In short, there isn’t much in my circumstances that leads me to a sense of urgency about ultimate things. I can go for days without talking to God. I can go days without thinking about God. It’s very, very easy — embarrassingly easy — for all things deep and divine to become afterthoughts in my life, because God just isn't on my 24/7 radar.  This isn’t because I’m callous. It’s because — as Jesus puts it so wisely in his searing sermon — I am already “full.” I have already “received my consolation.” I have easy access to laughter, so I don't wonder what lessons honest tears might yield. I am primed by my cozy life to live in the shallows, unaware of the treasures that lie waiting in the depths. Most of the time, it just plain doesn’t occur to me that I would be lost — utterly and wholly lost, physically and spiritually — without the grace that sustains me.  

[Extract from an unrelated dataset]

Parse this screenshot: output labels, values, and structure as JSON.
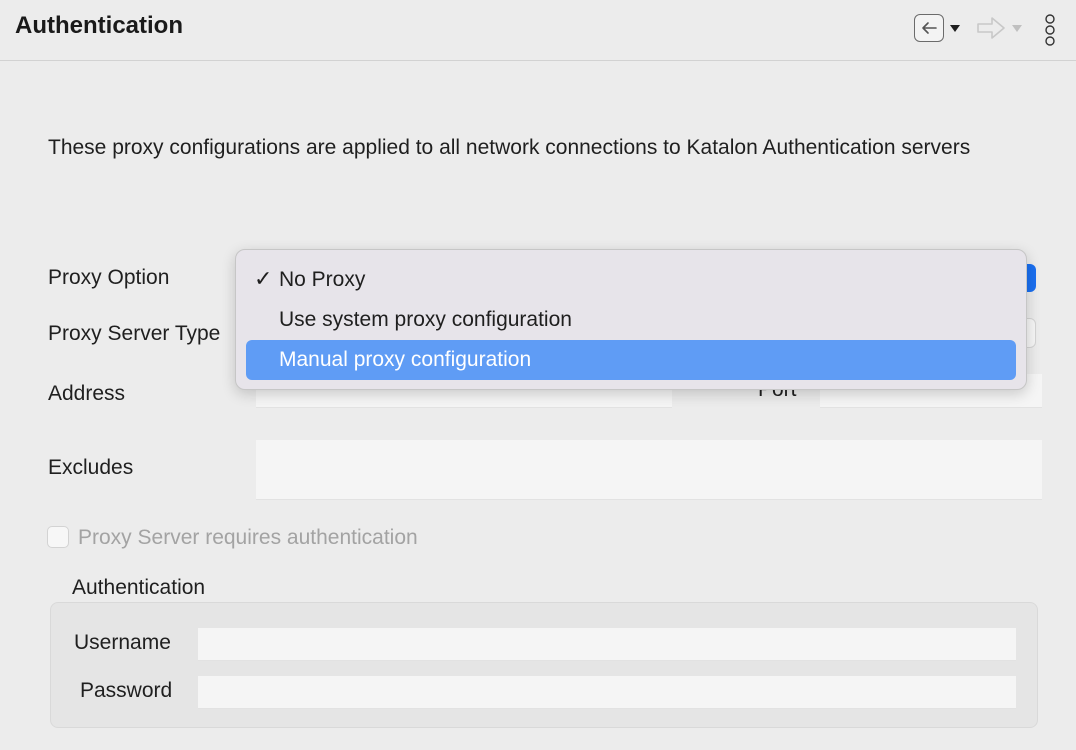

I will never forget the words of a friend who said, I’ve been very fortunate, I’ve had it pretty easy, and have never needed a savior the way you describe needing Jesus.

And maybe that’s our lesson today. Until we begin to grasp that our brothers and sisters needs are our needs, we will never fully realize the kingdom that God requires us to participate in. Until we’ve understood that the needs of others have something to teach us about our own complacency, we will never grasp what it means to give. Until we grasp that our blessings live in complete dependence on a God who has turned upside down what we have gotten used to understanding as blessed, we will be slaves to our own understandings. 

Jesus’s turns upside down the kingdom, Frederick Buechner writes this: “The world says, ‘Mind your own business,’ and Jesus says, ‘There is no such thing as your own business.’ The world says, ‘Follow the wisest course and be a success,’ and Jesus says, ‘Follow me and be crucified.’ The world says, ‘Drive carefully — the life you save may be your own’ — and Jesus says, ‘Whoever would save his life will lose it, and whoever loses his life for my sake will find it.’ The world says, ‘Law and order,’ and Jesus says, ‘Love.’ The world says, ‘Get’ and Jesus says, ‘Give.’ In terms of the world's sanity, Jesus is crazy as a coot, and anybody who thinks he can follow him without being a little crazy too is laboring less under a cross than under a delusion." 

Thomas continues…..

This is not prosperity theology. This is not “blessing” as health, wealth, and happiness. This is a teaching so costly, so soul-rattling, so unpalatable, that most of us will do anything to domesticate or ignore it.

Blessed are you who are poor, hungry, sad, and expendable. Why? Because you have everything to look forward to. Because the Kingdom of God is yours. Because God is the God of those who have nothing but him.

Lord, help me to hear what this is saying. Help me not to squirm away. Help me somehow to sit with woe, and learn the meaning of blessing.[3]